Have you ever had a day where as soon as you wake up, it all goes to hell? Okay, so it wasn't that bad for me, but it was close. I walked around in a not so good mood today. I'm better now, but it my mood, and all the things that went wrong today, delayed getting a post up for today. So here it is, late at night, while I try to get this post done before I wake up with the keyboard etched into my face. I did manage to get Rose Red watched tonight, so hopefully I will have that review up tomorrow. After that, I have another screener to watch, before heading back into my Netflix stuff. I have to give a shot out to Jay, who did make my day a little better. He posted a commercial that showed how real women shop! You can check it out here. If the commercial surprises you, then I guess you never went shopping with your woman before.

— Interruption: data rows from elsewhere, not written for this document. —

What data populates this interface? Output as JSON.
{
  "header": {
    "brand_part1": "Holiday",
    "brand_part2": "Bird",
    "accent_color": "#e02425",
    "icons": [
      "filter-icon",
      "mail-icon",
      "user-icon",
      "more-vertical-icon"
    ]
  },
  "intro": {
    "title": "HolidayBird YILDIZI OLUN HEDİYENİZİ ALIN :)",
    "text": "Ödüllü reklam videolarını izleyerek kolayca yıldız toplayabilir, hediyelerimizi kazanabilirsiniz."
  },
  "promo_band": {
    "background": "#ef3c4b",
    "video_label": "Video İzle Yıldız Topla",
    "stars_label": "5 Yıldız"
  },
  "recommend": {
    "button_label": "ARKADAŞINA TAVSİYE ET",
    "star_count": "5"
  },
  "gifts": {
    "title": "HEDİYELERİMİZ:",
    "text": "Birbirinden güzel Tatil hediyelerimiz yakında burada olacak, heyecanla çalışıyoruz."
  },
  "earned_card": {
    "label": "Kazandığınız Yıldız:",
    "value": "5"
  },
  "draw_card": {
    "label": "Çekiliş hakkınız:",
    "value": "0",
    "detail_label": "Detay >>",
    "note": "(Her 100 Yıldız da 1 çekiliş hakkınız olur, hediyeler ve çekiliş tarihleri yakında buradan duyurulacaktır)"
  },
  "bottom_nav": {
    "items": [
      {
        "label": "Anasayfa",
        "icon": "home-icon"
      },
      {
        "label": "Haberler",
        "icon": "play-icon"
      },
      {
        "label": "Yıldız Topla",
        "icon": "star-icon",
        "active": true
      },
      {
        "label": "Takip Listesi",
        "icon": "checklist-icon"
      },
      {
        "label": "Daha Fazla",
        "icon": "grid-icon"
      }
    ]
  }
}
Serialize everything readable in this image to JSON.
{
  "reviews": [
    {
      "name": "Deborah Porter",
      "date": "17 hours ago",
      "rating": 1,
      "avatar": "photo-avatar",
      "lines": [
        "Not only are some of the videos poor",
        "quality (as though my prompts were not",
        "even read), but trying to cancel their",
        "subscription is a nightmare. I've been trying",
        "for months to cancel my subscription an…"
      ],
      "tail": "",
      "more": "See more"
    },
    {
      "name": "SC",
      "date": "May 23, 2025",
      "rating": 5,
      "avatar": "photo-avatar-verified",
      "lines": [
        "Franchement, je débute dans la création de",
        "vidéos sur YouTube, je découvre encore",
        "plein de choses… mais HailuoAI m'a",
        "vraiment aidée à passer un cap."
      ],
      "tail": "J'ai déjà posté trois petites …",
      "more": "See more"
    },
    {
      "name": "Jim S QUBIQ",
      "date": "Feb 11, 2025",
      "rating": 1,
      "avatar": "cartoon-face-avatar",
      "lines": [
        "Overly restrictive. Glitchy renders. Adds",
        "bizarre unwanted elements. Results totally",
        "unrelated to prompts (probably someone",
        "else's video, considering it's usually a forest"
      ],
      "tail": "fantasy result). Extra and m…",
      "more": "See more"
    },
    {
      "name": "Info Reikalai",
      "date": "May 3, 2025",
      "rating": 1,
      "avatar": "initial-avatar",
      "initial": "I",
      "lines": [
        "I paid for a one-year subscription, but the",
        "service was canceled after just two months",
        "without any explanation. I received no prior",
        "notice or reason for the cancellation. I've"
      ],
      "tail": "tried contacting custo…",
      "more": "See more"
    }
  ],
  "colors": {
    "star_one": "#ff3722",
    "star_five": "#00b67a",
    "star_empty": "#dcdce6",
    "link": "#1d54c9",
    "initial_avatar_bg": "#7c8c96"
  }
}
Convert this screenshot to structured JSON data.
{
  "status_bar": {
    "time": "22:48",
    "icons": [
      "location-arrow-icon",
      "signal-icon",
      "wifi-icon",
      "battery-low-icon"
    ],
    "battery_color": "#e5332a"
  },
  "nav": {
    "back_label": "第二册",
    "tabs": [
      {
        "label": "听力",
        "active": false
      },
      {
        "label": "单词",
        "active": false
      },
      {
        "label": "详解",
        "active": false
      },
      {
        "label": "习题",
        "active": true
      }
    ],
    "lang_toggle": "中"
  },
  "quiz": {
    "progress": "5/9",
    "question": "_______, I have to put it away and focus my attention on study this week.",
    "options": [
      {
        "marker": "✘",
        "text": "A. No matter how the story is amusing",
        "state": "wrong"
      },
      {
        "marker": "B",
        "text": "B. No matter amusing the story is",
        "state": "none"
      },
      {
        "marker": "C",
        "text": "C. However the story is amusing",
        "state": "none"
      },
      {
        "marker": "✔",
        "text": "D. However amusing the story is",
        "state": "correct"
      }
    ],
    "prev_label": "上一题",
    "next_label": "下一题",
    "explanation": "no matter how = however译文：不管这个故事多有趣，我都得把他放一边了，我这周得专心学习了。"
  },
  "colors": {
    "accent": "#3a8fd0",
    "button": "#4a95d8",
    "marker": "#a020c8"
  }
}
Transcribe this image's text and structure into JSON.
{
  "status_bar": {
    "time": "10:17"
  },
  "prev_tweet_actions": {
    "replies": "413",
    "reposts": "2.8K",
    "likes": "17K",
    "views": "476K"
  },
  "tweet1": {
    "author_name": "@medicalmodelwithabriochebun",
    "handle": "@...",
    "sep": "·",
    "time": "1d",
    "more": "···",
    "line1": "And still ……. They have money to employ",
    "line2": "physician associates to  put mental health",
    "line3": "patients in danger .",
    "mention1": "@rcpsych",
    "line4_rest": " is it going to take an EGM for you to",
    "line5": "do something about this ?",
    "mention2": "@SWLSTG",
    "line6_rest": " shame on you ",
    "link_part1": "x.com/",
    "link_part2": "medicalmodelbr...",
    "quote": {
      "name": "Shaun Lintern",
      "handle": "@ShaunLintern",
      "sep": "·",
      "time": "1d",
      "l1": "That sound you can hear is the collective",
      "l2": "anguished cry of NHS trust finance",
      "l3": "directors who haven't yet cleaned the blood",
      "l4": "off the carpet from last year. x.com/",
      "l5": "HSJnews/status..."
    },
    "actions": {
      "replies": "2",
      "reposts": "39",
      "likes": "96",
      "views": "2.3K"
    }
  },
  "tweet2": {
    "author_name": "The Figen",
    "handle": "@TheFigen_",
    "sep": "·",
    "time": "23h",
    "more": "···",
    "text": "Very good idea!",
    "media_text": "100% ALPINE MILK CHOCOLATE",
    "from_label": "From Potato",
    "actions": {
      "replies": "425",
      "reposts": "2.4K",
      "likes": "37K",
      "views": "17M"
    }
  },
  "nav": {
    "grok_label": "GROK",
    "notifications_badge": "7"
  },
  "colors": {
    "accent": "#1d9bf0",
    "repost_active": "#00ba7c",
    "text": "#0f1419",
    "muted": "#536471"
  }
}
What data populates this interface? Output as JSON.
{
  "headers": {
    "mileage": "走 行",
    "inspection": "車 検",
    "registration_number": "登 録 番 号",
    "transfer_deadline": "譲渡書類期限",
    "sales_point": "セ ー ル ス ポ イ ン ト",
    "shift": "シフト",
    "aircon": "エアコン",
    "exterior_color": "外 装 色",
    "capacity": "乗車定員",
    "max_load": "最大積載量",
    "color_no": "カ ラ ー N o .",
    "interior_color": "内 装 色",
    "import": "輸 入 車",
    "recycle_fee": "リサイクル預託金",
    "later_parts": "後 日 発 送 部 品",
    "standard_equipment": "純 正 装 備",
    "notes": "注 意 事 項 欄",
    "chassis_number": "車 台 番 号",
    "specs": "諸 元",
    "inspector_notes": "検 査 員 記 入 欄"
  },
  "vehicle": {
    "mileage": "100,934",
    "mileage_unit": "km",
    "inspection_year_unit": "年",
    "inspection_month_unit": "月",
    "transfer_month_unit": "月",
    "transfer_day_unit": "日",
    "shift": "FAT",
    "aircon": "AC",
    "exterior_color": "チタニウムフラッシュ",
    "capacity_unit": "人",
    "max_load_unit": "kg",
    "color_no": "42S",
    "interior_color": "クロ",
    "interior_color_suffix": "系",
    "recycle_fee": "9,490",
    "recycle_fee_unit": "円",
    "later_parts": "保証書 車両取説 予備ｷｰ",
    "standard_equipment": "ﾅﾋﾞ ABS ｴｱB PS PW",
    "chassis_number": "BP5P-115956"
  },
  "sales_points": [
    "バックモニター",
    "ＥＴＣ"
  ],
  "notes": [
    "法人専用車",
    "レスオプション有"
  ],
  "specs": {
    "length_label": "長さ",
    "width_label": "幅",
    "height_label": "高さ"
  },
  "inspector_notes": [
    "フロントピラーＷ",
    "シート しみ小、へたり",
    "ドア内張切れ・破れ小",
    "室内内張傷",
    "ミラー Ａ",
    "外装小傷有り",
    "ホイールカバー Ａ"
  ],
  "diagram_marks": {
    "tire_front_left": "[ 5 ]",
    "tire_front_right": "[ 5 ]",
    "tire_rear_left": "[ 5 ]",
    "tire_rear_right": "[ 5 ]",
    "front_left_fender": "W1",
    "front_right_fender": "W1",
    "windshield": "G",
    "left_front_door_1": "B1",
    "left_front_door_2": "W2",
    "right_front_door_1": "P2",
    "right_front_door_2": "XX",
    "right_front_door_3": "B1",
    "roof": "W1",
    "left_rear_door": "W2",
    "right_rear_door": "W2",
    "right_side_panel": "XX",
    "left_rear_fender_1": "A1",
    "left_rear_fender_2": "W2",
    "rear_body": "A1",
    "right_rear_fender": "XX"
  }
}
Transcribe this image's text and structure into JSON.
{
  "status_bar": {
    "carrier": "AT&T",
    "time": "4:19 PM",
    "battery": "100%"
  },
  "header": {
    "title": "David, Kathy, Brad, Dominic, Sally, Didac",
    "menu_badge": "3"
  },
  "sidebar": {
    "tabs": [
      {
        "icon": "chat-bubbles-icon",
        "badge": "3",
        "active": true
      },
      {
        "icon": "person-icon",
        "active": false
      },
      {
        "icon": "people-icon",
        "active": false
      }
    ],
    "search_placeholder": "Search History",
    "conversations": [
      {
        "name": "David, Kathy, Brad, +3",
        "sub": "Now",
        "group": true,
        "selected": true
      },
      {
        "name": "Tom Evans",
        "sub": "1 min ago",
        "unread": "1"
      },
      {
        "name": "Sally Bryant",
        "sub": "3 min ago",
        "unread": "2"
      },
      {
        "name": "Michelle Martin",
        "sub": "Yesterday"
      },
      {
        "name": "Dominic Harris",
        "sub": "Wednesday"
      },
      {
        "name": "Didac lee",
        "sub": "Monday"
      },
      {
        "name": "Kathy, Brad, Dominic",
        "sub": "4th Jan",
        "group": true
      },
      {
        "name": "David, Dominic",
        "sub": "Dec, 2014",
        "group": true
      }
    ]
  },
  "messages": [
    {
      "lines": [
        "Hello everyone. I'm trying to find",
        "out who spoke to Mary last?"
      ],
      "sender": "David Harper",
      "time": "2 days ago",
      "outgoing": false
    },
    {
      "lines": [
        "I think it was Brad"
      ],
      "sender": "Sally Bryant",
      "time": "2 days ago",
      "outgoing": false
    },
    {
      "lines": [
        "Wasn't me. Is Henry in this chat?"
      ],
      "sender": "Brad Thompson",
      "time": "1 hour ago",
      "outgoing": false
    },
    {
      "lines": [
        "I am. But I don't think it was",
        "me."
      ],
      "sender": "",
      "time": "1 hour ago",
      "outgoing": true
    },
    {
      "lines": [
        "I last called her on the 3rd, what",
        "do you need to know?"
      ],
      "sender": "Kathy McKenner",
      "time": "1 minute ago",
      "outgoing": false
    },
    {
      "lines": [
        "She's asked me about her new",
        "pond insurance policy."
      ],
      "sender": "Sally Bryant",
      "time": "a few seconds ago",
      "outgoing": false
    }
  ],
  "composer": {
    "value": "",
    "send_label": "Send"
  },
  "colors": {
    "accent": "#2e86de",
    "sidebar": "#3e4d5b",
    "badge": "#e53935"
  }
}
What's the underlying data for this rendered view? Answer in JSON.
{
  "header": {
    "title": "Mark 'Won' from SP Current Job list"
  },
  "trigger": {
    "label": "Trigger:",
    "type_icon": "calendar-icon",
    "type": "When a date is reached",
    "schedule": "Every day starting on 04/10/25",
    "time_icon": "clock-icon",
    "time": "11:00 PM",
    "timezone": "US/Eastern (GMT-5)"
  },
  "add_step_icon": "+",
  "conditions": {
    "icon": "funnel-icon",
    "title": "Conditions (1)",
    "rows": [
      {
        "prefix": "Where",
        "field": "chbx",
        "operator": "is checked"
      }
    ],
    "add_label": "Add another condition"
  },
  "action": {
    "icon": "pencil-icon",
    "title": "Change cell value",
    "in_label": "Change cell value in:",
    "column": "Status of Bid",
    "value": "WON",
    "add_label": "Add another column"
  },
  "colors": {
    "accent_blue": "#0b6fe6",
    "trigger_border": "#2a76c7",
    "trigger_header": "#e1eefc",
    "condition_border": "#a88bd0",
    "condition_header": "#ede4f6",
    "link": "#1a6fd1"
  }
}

Since it has been a while since I have done a book review, I figured it was time to do so again. I have been reading, just not horror novels. Instead, I have been reading books more in line with fantasy. Since my little blog has been keeping me busy, getting screeners, setting up interviews while finishing others, as well as the usual reviews, I don't really have a lot of time to read for my pleasure. I would end up taking my book with me whenever I would go eat somewhere other than my room. This would sometimes lead to conversations like this one:
Annoying Person: You are getting far into that book. Do you read much in your room?
Me: Yes, but mostly for classes. Rarely these kind of books.
Annoying Person: Doesn't it take you a long time to read a book that way?
Me: Yes it does. Takes even longer when someone notices I am trying to read, yet keeps talking to me anyway.
So you can see the problem I was sometimes having. Anyway, the book I eventually did manage to read is Book Of The Dead: The Complete History Of Zombie Cinema by Jamie Russell, published in 2005. I think I got this book when I ordered a few other horror themed books, as part of a package deal. Russell starts his book by exploring where zombies come from in the real world. This was very interesting to me. I knew that zombies are linked to voodoo, but I didn't realize how far into the past this was the case. He also shows us how Americans, and for that matter the rest of the world, came to know about zombies. Once this has been established, Russell then starts to talk about zombies on film. What I liked about this book, is that Russell broke down each chapter to talk about each decade. Sometimes he would jump ahead a little bit, but not by a whole lot. Russell mostly talks about the films that do something to change zombies, or films that he feels has a lot of meaning behind, or in, the zombies. I was actually surprised at how many of the films he talked about I have actually watched. This is a good thing because one of the things I didn't like about this book is the way Russell just assumes we have watched each of these films. He usually goes into a lot of detail about the plots of each film he talks about in length. Since he gives away a lot of the major plot points, this is a good book if you just want to make a long movie really short.
Russell has a fairly broad range with what he sees as a zombie. Listing such films as Invasion Of The Body Snatchers, The Crazies, and 28 Days Later as zombie films. Even though he admits that there are no true zombies in those films, he still likes to call them that now and then. When talking about 28 Days Later, he will often call them "the infected", and "zombies", in the same sentence. It is this indecision that would sometimes frustrate me. Another thing that I noticed, that would also frustrate me at times, is the way that any film that has meaning to it is an okay to great film. Rather it be an issue of race, the Vietnam war, or anything by Romero (zombie movie that is), gets a lot of praise from Russell. There are exceptions of course, but even the bad films get some praise for having at least some meaning behind them. If the film doesn't have any meaning, or what Russell deems as no meaning, then it is often written off. Such films as Return Of The Living Dead, and the remake of Dawn Of The Dead, are basically written off because they are mearly entertaining, but have no real meaning to them. While I disagree that some of the films he writes about in this way don't have any kind of meaning to them, I didn't understand why the need to just write them off even if they don't have meaning. I love a movie that makes me think, not just about the film itself, but even real life issues. At the same time though, it is nice to just be entertained now and then. Just because a film doesn't have some deep meaning, doesn't make it a bad film.
I did find Book Of The Dead: The Complete History Of Zombie Cinema to be a fun read. I found the real history of the zombie, which he picked up again when talking about The Serpent And The Rainbow, to be especially interesting. It was also really neat to see how the zombie has changed, and evolved, over the years since it started to show up on film. Since Russell goes into a lot of plot details, I would only suggest this book for those that truly love zombies. I ended up not reading the entire book, just because the back of the book is a list of every zombie film that Russell knows of. I didn't check, but I believe each film gets a small blurb about it as well. Even though I have watched a lot of zombie movies, Russell has watched a hell of a lot more.
3 out of 5 Giving away the plot for this book
2 days ago